1779 Francis Scott Key d. 1843 American lawyer, poet. He wrote The Star-Spangled Banner (1814) during the British bombardment of Ft. McHenry during the War of 1812.
1770 William Clark d. 1838 American soldier, explorer, governor of the Missouri Territory. With Lewis he explored the American West (1804-06) establishing a route to the Pacific.
1744 Jean Baptiste Lamarck d. 1829 French naturalist. He was the first to distinguish vertebrates from invertebrates and was one of the first to use the term biology in its modern sense. He is best known for proposing that acquired traits are inheritable (Lamarckism), which was proved wrong, but initiated interest in the idea of evolution.

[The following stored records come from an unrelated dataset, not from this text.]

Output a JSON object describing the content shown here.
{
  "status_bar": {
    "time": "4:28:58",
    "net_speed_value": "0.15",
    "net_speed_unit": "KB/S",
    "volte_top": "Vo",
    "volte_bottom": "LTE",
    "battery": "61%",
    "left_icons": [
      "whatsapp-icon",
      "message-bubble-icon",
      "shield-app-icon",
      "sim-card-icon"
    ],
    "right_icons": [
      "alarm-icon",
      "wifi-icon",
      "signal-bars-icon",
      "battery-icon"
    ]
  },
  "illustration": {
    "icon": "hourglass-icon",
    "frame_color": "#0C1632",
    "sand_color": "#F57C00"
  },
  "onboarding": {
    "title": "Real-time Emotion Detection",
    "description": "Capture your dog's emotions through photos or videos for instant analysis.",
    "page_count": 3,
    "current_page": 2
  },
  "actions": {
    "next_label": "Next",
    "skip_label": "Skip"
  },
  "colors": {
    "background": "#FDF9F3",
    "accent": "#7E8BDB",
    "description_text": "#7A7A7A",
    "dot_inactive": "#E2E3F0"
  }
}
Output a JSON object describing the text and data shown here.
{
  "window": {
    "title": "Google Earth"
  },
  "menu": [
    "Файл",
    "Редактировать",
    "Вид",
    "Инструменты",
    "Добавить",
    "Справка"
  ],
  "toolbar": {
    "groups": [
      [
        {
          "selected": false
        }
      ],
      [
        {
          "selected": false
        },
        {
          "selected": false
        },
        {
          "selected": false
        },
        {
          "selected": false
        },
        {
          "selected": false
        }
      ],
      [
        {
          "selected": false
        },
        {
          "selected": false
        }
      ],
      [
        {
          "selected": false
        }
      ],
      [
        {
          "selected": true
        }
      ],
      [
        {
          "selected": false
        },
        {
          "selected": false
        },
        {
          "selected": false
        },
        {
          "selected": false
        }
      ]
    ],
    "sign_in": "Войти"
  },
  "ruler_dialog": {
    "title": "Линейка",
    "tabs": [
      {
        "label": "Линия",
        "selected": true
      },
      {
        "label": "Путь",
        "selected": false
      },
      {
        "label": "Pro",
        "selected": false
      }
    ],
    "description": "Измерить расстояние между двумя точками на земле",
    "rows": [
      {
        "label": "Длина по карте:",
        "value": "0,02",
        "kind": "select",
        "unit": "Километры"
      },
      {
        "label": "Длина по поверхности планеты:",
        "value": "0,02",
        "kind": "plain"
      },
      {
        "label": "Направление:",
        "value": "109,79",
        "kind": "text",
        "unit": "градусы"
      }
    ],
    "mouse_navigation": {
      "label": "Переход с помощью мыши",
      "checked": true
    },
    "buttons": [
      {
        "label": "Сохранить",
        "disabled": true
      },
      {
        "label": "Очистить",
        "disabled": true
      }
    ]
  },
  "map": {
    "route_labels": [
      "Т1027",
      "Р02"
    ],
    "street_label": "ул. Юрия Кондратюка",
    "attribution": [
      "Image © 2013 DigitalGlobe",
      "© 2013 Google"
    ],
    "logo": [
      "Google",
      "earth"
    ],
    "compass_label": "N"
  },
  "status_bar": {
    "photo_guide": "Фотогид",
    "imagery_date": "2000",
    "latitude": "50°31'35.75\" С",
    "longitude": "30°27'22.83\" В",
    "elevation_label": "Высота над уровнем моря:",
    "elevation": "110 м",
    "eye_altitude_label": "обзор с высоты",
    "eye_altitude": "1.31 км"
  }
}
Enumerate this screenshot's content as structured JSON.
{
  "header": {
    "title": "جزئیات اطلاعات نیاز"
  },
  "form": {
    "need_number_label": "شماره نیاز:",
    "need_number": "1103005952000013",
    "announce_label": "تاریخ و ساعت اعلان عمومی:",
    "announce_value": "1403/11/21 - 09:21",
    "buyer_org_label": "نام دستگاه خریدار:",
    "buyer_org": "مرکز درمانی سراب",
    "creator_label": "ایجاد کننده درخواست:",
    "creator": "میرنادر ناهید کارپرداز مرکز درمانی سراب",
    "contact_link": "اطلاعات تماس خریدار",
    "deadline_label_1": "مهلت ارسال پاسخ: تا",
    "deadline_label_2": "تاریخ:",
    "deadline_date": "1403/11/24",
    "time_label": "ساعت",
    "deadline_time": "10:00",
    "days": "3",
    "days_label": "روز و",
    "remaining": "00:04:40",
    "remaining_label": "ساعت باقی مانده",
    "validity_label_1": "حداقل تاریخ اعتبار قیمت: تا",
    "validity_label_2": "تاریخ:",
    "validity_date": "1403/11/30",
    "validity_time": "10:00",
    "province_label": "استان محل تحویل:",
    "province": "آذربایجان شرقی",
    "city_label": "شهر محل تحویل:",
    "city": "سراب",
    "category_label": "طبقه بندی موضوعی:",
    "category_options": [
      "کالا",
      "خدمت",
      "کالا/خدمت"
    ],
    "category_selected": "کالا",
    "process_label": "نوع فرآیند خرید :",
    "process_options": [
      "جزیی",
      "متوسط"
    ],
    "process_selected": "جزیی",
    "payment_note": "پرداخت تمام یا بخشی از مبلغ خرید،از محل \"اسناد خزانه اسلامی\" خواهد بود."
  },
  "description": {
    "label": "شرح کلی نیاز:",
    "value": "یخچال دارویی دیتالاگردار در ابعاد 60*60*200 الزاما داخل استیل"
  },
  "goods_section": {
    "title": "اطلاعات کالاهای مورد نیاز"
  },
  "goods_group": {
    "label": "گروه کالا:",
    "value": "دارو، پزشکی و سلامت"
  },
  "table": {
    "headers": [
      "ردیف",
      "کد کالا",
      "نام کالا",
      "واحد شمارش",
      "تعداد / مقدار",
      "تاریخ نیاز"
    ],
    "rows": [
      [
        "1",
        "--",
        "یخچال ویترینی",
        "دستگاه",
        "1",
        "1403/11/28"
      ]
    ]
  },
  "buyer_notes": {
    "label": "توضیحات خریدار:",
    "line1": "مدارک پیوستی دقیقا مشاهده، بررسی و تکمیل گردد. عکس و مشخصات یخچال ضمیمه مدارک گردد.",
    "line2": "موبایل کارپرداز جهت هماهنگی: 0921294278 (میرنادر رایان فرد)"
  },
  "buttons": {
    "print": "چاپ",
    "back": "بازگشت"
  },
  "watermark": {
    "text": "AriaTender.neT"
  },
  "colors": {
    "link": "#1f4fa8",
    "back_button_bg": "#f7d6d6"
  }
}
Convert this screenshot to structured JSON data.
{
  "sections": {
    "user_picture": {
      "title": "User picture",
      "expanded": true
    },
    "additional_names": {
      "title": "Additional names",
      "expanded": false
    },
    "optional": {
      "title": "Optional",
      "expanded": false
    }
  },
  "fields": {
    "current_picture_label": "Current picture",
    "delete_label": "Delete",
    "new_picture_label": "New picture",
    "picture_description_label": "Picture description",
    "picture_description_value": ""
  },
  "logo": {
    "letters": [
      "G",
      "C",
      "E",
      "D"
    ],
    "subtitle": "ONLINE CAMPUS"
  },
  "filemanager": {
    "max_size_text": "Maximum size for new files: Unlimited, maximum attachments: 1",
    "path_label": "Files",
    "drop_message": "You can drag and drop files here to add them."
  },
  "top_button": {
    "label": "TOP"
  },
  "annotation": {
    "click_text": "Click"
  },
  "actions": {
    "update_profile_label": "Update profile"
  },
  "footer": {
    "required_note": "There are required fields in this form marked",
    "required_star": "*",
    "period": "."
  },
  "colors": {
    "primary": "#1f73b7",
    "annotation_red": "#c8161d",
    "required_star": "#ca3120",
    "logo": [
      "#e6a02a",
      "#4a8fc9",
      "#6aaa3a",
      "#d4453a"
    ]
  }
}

1520 Sigismund II d. 1572 King of Poland (1548-72).
10 B.C. Claudius I d. A.D. 54 Roman Emperor (41-54 A.D.), took office after the murder of Caligula. He was killed by his fourth wife Agrippina.
1981 Paddy Chayefsky b. 1923 (Sidney Chayefsky), American Oscar-winning screenwriter. Film: Paint Your Wagon (1969), Network (1976, Oscar), and Altered States (1979).
1977 Francis Gary Powers b. 1929 American CIA agent, U-2 pilot. In 1960 he was shot down over Russia, convicted of spying, and then exchanged in 1962 for Russian spy Rudolf Abel.
1944 Manuel Luis Quezon b. 1878 Philippine statesman, first president of the Philippine Commonwealth (1935).
1926 Israel Zangwill b. 1864 English-born writer, Zionist. He founded an organization called the Jewish Territorialist Organization (1905), to try to create a Jewish homeland, the location of which did not necessarily have to be in what is today the state of Israel. Quote: "The way [George Bernard] Shaw behaves himself is very refreshing in these atheistic days when so many people believe in no God at all." Source: Fifth 637 Best Things Anybody Ever Said Writngs: Children of the Ghetto (1892) and The Melting Pot (1908).
1903 Calamity Jane b. circa 1852 (Martha Jane Canary), American wild west character, famous citizen of Deadwood, South Dakota.
1834 Robert Morrison b. 1782 English missionary, first Protestant minister to China (1807). In 1823 he completed his Chinese translation of the entire Bible. Source: An Almanac of the Christian Church